I believe in one-thing-thinking.
I believe in finding focus in a world of multiple distractions.
I believe that the pursuit of one-thing gives much needed motivation, direction and clarity. (Check-out Philippians 3:13 if you don’t believe me.)
I believe that double-mindedness brings instability. (Check-out James 1:8 if your don’t believe me.)
I believe in the benefits of one-thing-living and one-thing-thinking.
But today feels different.
Today I’m struggling to focus on one thing. In fact, I have narrowed it down to two things:
Today I am ambidextrous. In one hand I hold sorrow and sadness.
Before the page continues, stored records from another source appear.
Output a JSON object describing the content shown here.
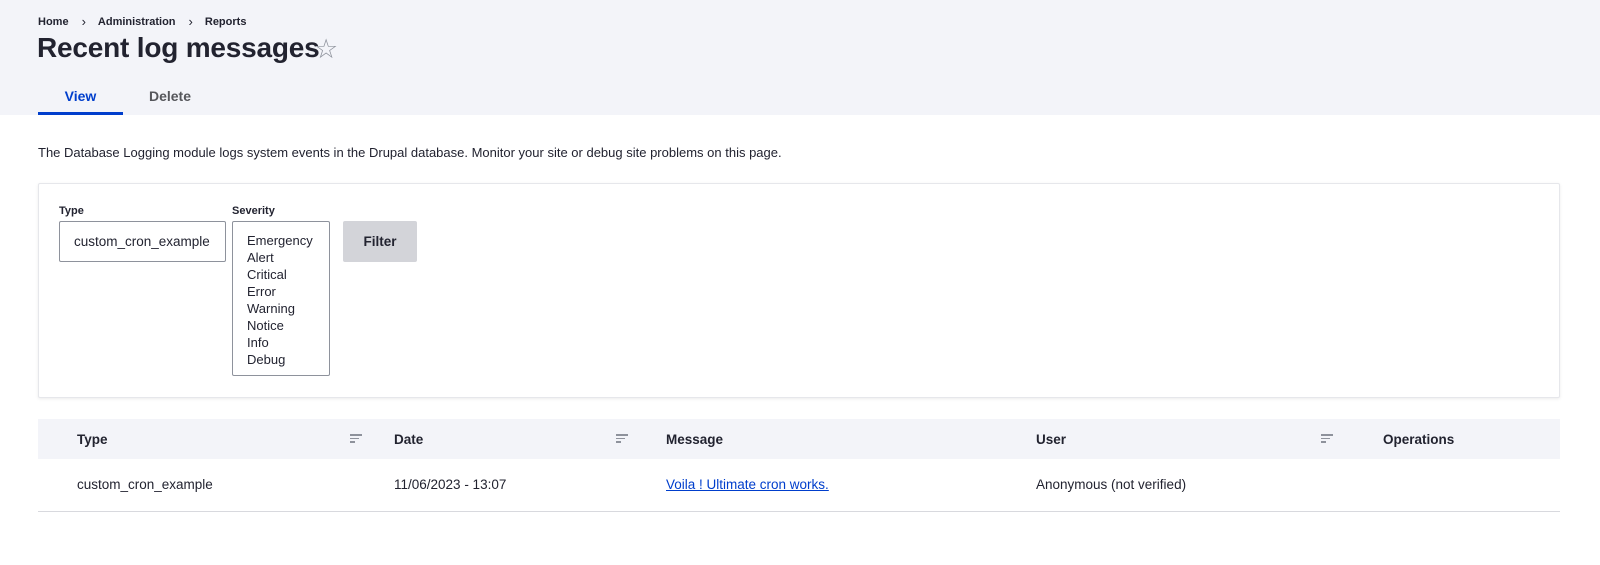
{
  "breadcrumb": {
    "items": [
      "Home",
      "Administration",
      "Reports"
    ],
    "separator": "›"
  },
  "page_title": "Recent log messages",
  "favorite_icon": "star-outline-icon",
  "tabs": [
    {
      "label": "View",
      "active": true
    },
    {
      "label": "Delete",
      "active": false
    }
  ],
  "description": "The Database Logging module logs system events in the Drupal database. Monitor your site or debug site problems on this page.",
  "filter": {
    "type_label": "Type",
    "type_value": "custom_cron_example",
    "severity_label": "Severity",
    "severity_options": [
      "Emergency",
      "Alert",
      "Critical",
      "Error",
      "Warning",
      "Notice",
      "Info",
      "Debug"
    ],
    "button_label": "Filter"
  },
  "table": {
    "headers": [
      "Type",
      "Date",
      "Message",
      "User",
      "Operations"
    ],
    "sortable_icon": "sort-icon",
    "rows": [
      {
        "type": "custom_cron_example",
        "date": "11/06/2023 - 13:07",
        "message": "Voila ! Ultimate cron works.",
        "user": "Anonymous (not verified)",
        "operations": ""
      }
    ]
  },
  "colors": {
    "accent": "#003ecc",
    "header_bg": "#f3f4f9",
    "button_bg": "#d3d4d9",
    "text": "#222330"
  }
}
In the other hand I hold joy and laughter.
Solomon, of Ecclesiastes fame, told us that seasons like this would come. There would be a time to weep and a time to laugh. There would be a time to mourn and a time to dance. I just don’t think he anticipated that we would experience two seasons in one day.
Today I prepared for a funeral where only two mourners are permitted.
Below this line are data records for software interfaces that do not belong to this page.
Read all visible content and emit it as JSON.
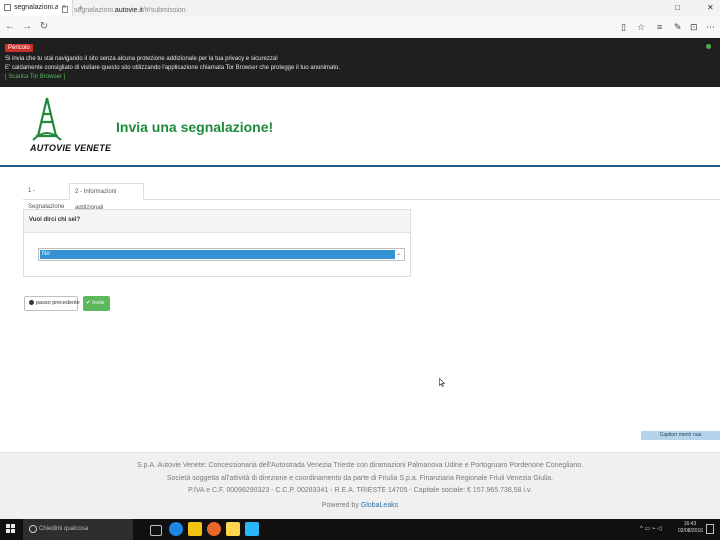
{
  "browser": {
    "tab_title": "segnalazioni.autovie.it",
    "tab_close": "×",
    "new_tab": "+",
    "window_controls": [
      "□",
      "✕"
    ],
    "address": {
      "prefix": "segnalazioni.",
      "domain": "autovie.it",
      "path": "/#/submission"
    },
    "nav_back": "←",
    "nav_forward": "→",
    "nav_refresh": "↻"
  },
  "warning": {
    "badge": "Pericolo",
    "line1": "Si invia che tu stai navigando il sito senza alcuna protezione addizionale per la tua privacy e sicurezza!",
    "line2": "E' caldamente consigliato di visitare questo sito utilizzando l'applicazione chiamata Tor Browser che protegge il tuo anonimato.",
    "link": "[ Scarica Tor Browser ]"
  },
  "header": {
    "logo_text": "AUTOVIE VENETE",
    "title": "Invia una segnalazione!"
  },
  "steps": [
    {
      "label": "1 - Segnalazione"
    },
    {
      "label": "2 - Informazioni addizionali"
    }
  ],
  "form": {
    "question": "Vuoi dirci chi sei?",
    "selected": "No",
    "caret": "⌄"
  },
  "buttons": {
    "prev": "passo precedente",
    "send": "✔ Invia"
  },
  "feedback": "Capitorr mentr nua",
  "footer": {
    "line1": "S.p.A. Autovie Venete: Concessionaria dell'Autostrada Venezia Trieste con diramazioni Palmanova Udine e Portogruaro Pordenone Conegliano.",
    "line2": "Società soggetta all'attività di direzione e coordinamento da parte di Friulia S.p.a. Finanziaria Regionale Friuli Venezia Giulia.",
    "line3": "P.IVA e C.F. 00098290323 - C.C.P. 00283341 - R.E.A. TRIESTE 14705 - Capitale sociale: € 157.965.738,58 i.v.",
    "powered_prefix": "Powered by ",
    "powered_name": "GlobaLeaks"
  },
  "taskbar": {
    "search_placeholder": "Chiedimi qualcosa",
    "clock_time": "16:43",
    "clock_date": "02/08/2016",
    "tray": "^ ▭ ⌁ ◁"
  },
  "colors": {
    "accent_green": "#1f8a3b",
    "select_blue": "#3392d4",
    "button_green": "#5cb85c",
    "warning_red": "#c9302c",
    "header_rule": "#1f5c8a"
  }
}
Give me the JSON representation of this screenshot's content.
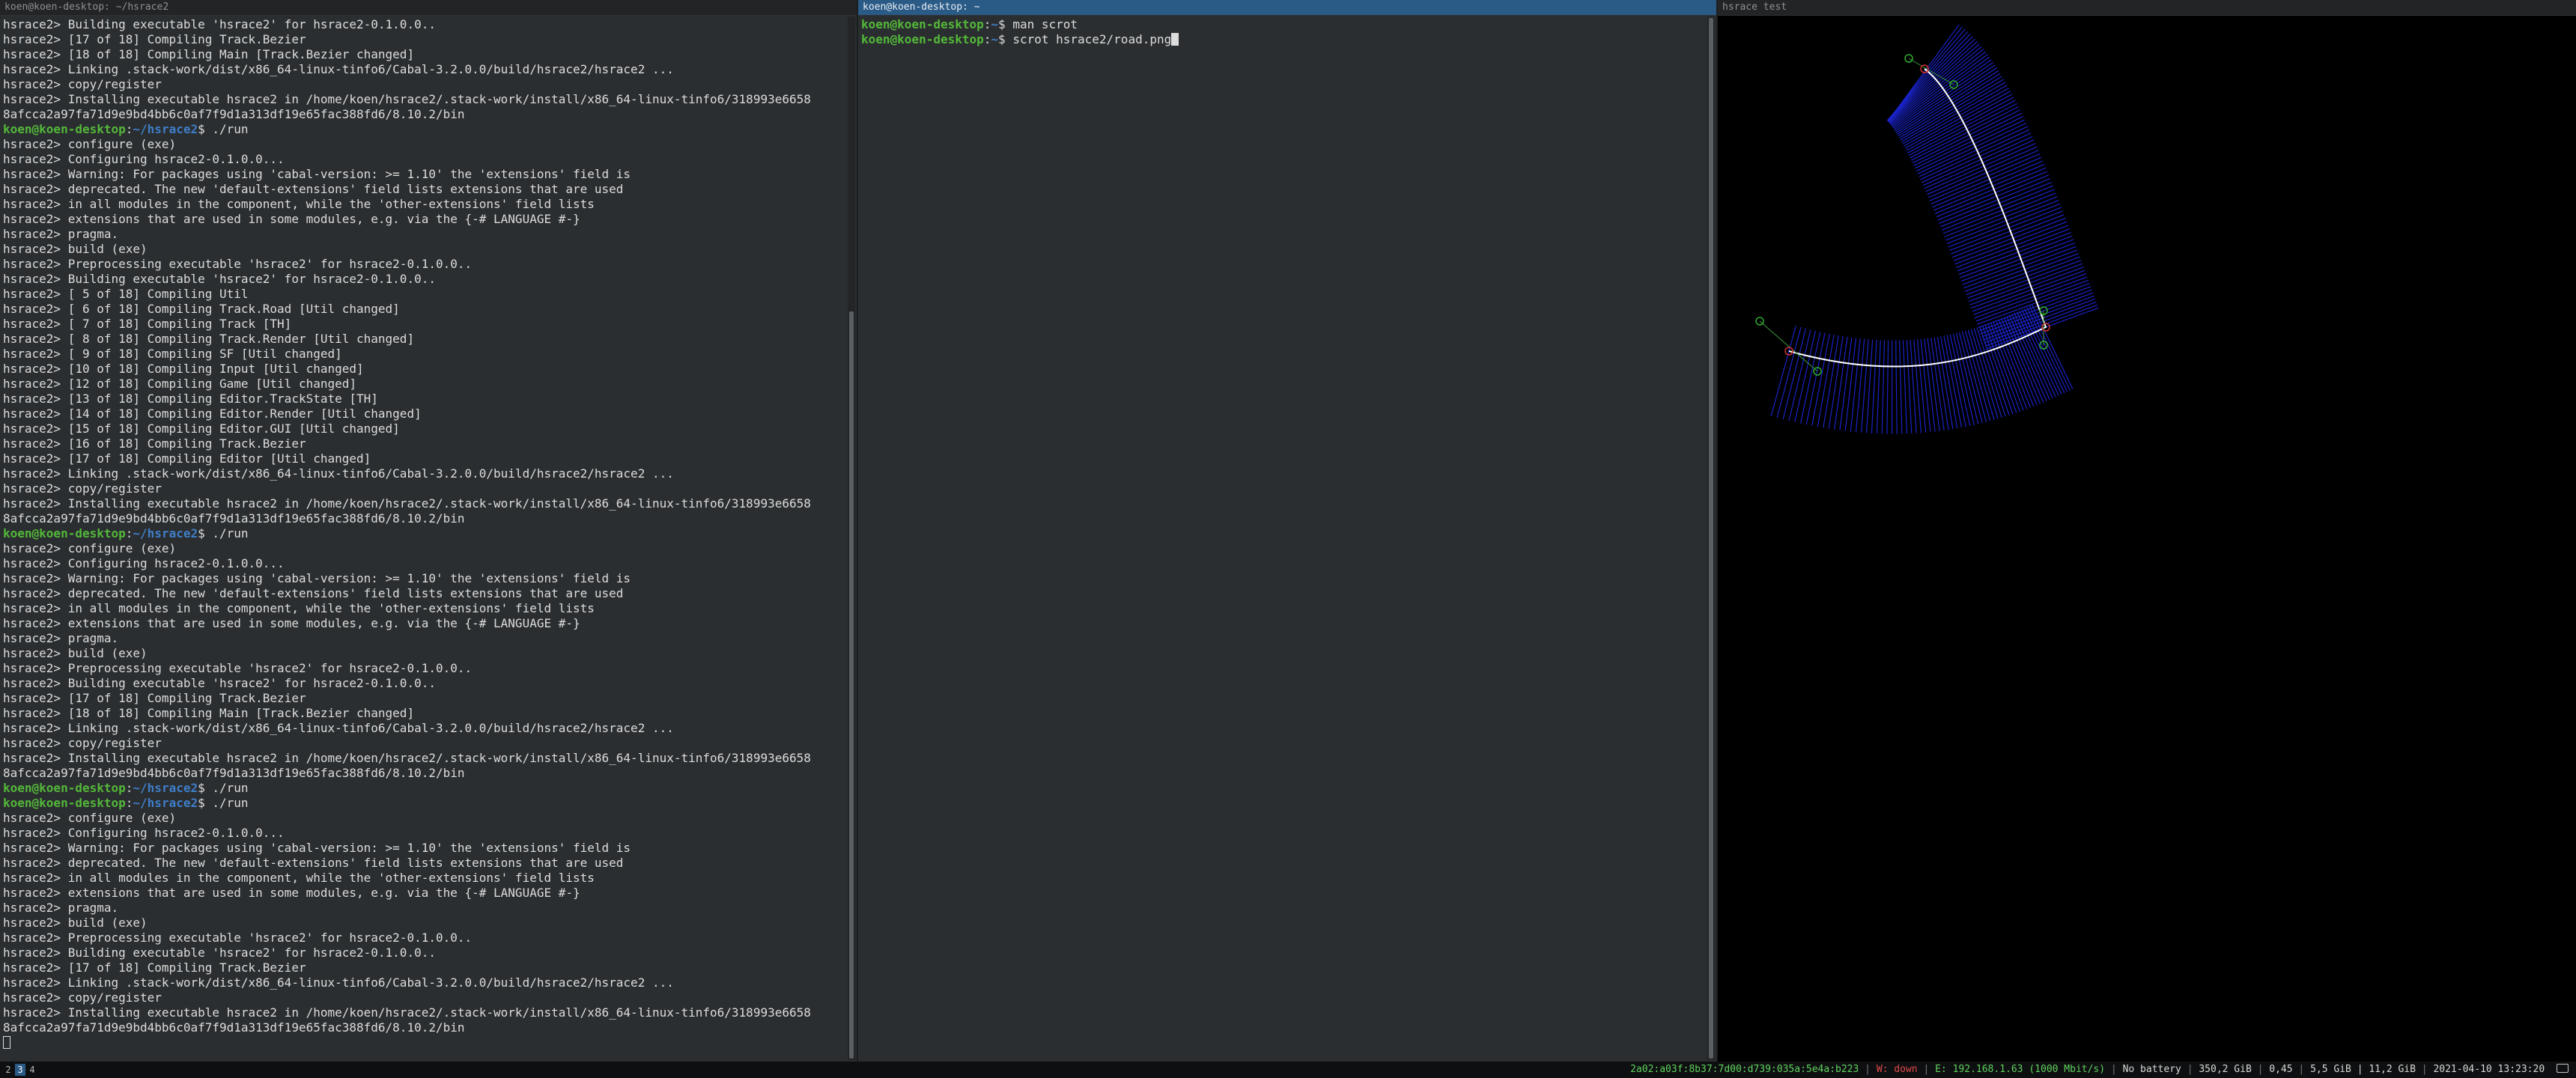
{
  "panes": {
    "left": {
      "title": "koen@koen-desktop: ~/hsrace2",
      "lines": [
        "hsrace2> Building executable 'hsrace2' for hsrace2-0.1.0.0..",
        "hsrace2> [17 of 18] Compiling Track.Bezier",
        "hsrace2> [18 of 18] Compiling Main [Track.Bezier changed]",
        "hsrace2> Linking .stack-work/dist/x86_64-linux-tinfo6/Cabal-3.2.0.0/build/hsrace2/hsrace2 ...",
        "hsrace2> copy/register",
        "hsrace2> Installing executable hsrace2 in /home/koen/hsrace2/.stack-work/install/x86_64-linux-tinfo6/318993e6658",
        "8afcca2a97fa71d9e9bd4bb6c0af7f9d1a313df19e65fac388fd6/8.10.2/bin",
        {
          "user": "koen@koen-desktop",
          "path": "~/hsrace2",
          "cmd": "./run"
        },
        "hsrace2> configure (exe)",
        "hsrace2> Configuring hsrace2-0.1.0.0...",
        "hsrace2> Warning: For packages using 'cabal-version: >= 1.10' the 'extensions' field is",
        "hsrace2> deprecated. The new 'default-extensions' field lists extensions that are used",
        "hsrace2> in all modules in the component, while the 'other-extensions' field lists",
        "hsrace2> extensions that are used in some modules, e.g. via the {-# LANGUAGE #-}",
        "hsrace2> pragma.",
        "hsrace2> build (exe)",
        "hsrace2> Preprocessing executable 'hsrace2' for hsrace2-0.1.0.0..",
        "hsrace2> Building executable 'hsrace2' for hsrace2-0.1.0.0..",
        "hsrace2> [ 5 of 18] Compiling Util",
        "hsrace2> [ 6 of 18] Compiling Track.Road [Util changed]",
        "hsrace2> [ 7 of 18] Compiling Track [TH]",
        "hsrace2> [ 8 of 18] Compiling Track.Render [Util changed]",
        "hsrace2> [ 9 of 18] Compiling SF [Util changed]",
        "hsrace2> [10 of 18] Compiling Input [Util changed]",
        "hsrace2> [12 of 18] Compiling Game [Util changed]",
        "hsrace2> [13 of 18] Compiling Editor.TrackState [TH]",
        "hsrace2> [14 of 18] Compiling Editor.Render [Util changed]",
        "hsrace2> [15 of 18] Compiling Editor.GUI [Util changed]",
        "hsrace2> [16 of 18] Compiling Track.Bezier",
        "hsrace2> [17 of 18] Compiling Editor [Util changed]",
        "hsrace2> Linking .stack-work/dist/x86_64-linux-tinfo6/Cabal-3.2.0.0/build/hsrace2/hsrace2 ...",
        "hsrace2> copy/register",
        "hsrace2> Installing executable hsrace2 in /home/koen/hsrace2/.stack-work/install/x86_64-linux-tinfo6/318993e6658",
        "8afcca2a97fa71d9e9bd4bb6c0af7f9d1a313df19e65fac388fd6/8.10.2/bin",
        {
          "user": "koen@koen-desktop",
          "path": "~/hsrace2",
          "cmd": "./run"
        },
        "hsrace2> configure (exe)",
        "hsrace2> Configuring hsrace2-0.1.0.0...",
        "hsrace2> Warning: For packages using 'cabal-version: >= 1.10' the 'extensions' field is",
        "hsrace2> deprecated. The new 'default-extensions' field lists extensions that are used",
        "hsrace2> in all modules in the component, while the 'other-extensions' field lists",
        "hsrace2> extensions that are used in some modules, e.g. via the {-# LANGUAGE #-}",
        "hsrace2> pragma.",
        "hsrace2> build (exe)",
        "hsrace2> Preprocessing executable 'hsrace2' for hsrace2-0.1.0.0..",
        "hsrace2> Building executable 'hsrace2' for hsrace2-0.1.0.0..",
        "hsrace2> [17 of 18] Compiling Track.Bezier",
        "hsrace2> [18 of 18] Compiling Main [Track.Bezier changed]",
        "hsrace2> Linking .stack-work/dist/x86_64-linux-tinfo6/Cabal-3.2.0.0/build/hsrace2/hsrace2 ...",
        "hsrace2> copy/register",
        "hsrace2> Installing executable hsrace2 in /home/koen/hsrace2/.stack-work/install/x86_64-linux-tinfo6/318993e6658",
        "8afcca2a97fa71d9e9bd4bb6c0af7f9d1a313df19e65fac388fd6/8.10.2/bin",
        {
          "user": "koen@koen-desktop",
          "path": "~/hsrace2",
          "cmd": "./run"
        },
        {
          "user": "koen@koen-desktop",
          "path": "~/hsrace2",
          "cmd": "./run"
        },
        "hsrace2> configure (exe)",
        "hsrace2> Configuring hsrace2-0.1.0.0...",
        "hsrace2> Warning: For packages using 'cabal-version: >= 1.10' the 'extensions' field is",
        "hsrace2> deprecated. The new 'default-extensions' field lists extensions that are used",
        "hsrace2> in all modules in the component, while the 'other-extensions' field lists",
        "hsrace2> extensions that are used in some modules, e.g. via the {-# LANGUAGE #-}",
        "hsrace2> pragma.",
        "hsrace2> build (exe)",
        "hsrace2> Preprocessing executable 'hsrace2' for hsrace2-0.1.0.0..",
        "hsrace2> Building executable 'hsrace2' for hsrace2-0.1.0.0..",
        "hsrace2> [17 of 18] Compiling Track.Bezier",
        "hsrace2> Linking .stack-work/dist/x86_64-linux-tinfo6/Cabal-3.2.0.0/build/hsrace2/hsrace2 ...",
        "hsrace2> copy/register",
        "hsrace2> Installing executable hsrace2 in /home/koen/hsrace2/.stack-work/install/x86_64-linux-tinfo6/318993e6658",
        "8afcca2a97fa71d9e9bd4bb6c0af7f9d1a313df19e65fac388fd6/8.10.2/bin"
      ]
    },
    "middle": {
      "title": "koen@koen-desktop: ~",
      "lines": [
        {
          "user": "koen@koen-desktop",
          "path": "~",
          "cmd": "man scrot"
        },
        {
          "user": "koen@koen-desktop",
          "path": "~",
          "cmd": "scrot hsrace2/road.png"
        }
      ]
    },
    "right": {
      "title": "hsrace test"
    }
  },
  "statusbar": {
    "workspaces": [
      {
        "label": "2",
        "active": false
      },
      {
        "label": "3",
        "active": true
      },
      {
        "label": "4",
        "active": false
      }
    ],
    "ipv6": "2a02:a03f:8b37:7d00:d739:035a:5e4a:b223",
    "wlan": "W: down",
    "eth": "E: 192.168.1.63 (1000 Mbit/s)",
    "battery": "No battery",
    "disk": "350,2 GiB",
    "load": "0,45",
    "memory": "5,5 GiB | 11,2 GiB",
    "datetime": "2021-04-10 13:23:20",
    "colors": {
      "good": "#5fd35f",
      "bad": "#e04a4a",
      "active_ws": "#2a5a86"
    },
    "icons": [
      "monitor-icon"
    ]
  }
}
Today my house is full of laughter as my children return from their studies and employment away from home.
Today I learn that COVID-19 has taken the life of lady loved by our church community and my heart feels the pain of that loss.
Today I run around the park as the sun rises and the smell of freshly mown grass fills the air and the joy of the moment fills my soul.
Maybe maturity means we can carry both. Maybe maturity means I can have a sadness in my soul but I also give myself permission to laugh as well. Maybe maturity means my heart can overflow with joy because of God’s good gifts, while at the same time, I allow my heart to mourn and grieve.
I believe in living for one-thing. I know the dangers of double-mindedness.
But today I believe my heart can hold two things: sorrow and joy.
And it is well with my soul.